America is in the middle of a brand new debate over vaccines. At least 107 people in eight states have been diagnosed with measles, all linked to an outbreak at Disneyland in California. Now Arizona health officials say that a family exposed to the disease on vacation could infect up to 1,000 residents.
Most doctors and epidemiologists place the blame for the outbreak squarely on the anti-vaccination movement. Pediatric infectious disease specialist Dr. James Cherry told the New York Times that the outbreak was "100% connected" to the anti-vaccine movement. "It wouldn't have happened otherwise; it wouldn't have gone anywhere," he said.

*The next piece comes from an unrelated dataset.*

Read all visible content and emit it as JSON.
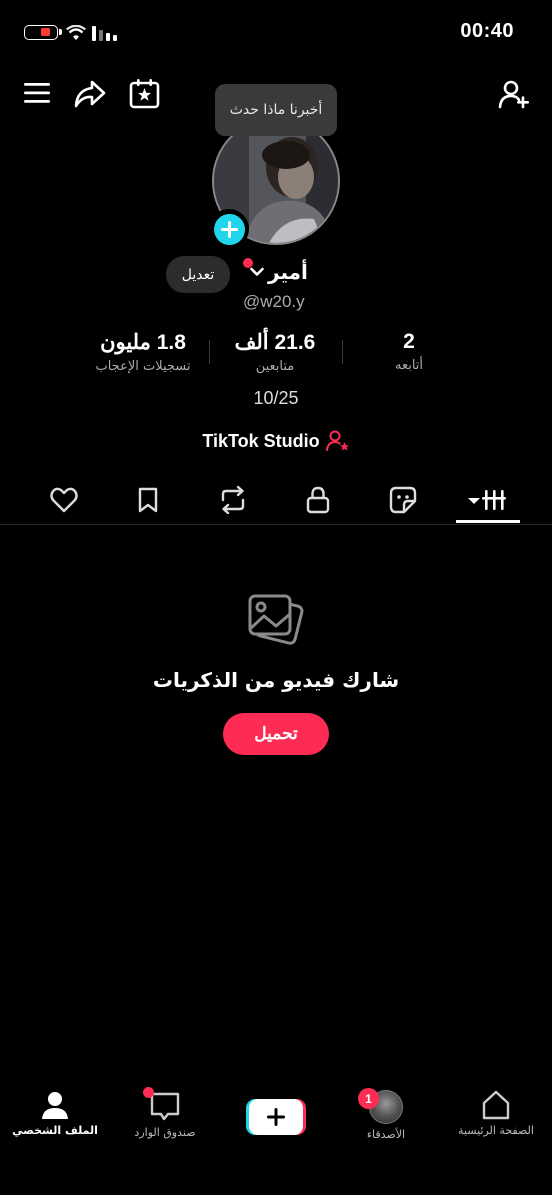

The most forceful rejection of this link came from a meta-analysis of 1.3 million subjects in the medical journal Vaccines in June 2014. A team of researchers from the University of Sydney analyzed a collection of all available evidence from studies that assessed the relationship between vaccine administration and the subsequent development of autism, according to the paper's abstract. The results? There is no statistically significant link between vaccines and autism.
Make sense? Great! Now say it together, folks: Vaccinations aren't about me. Vaccinations aren't about me. Vaccinations aren't about me.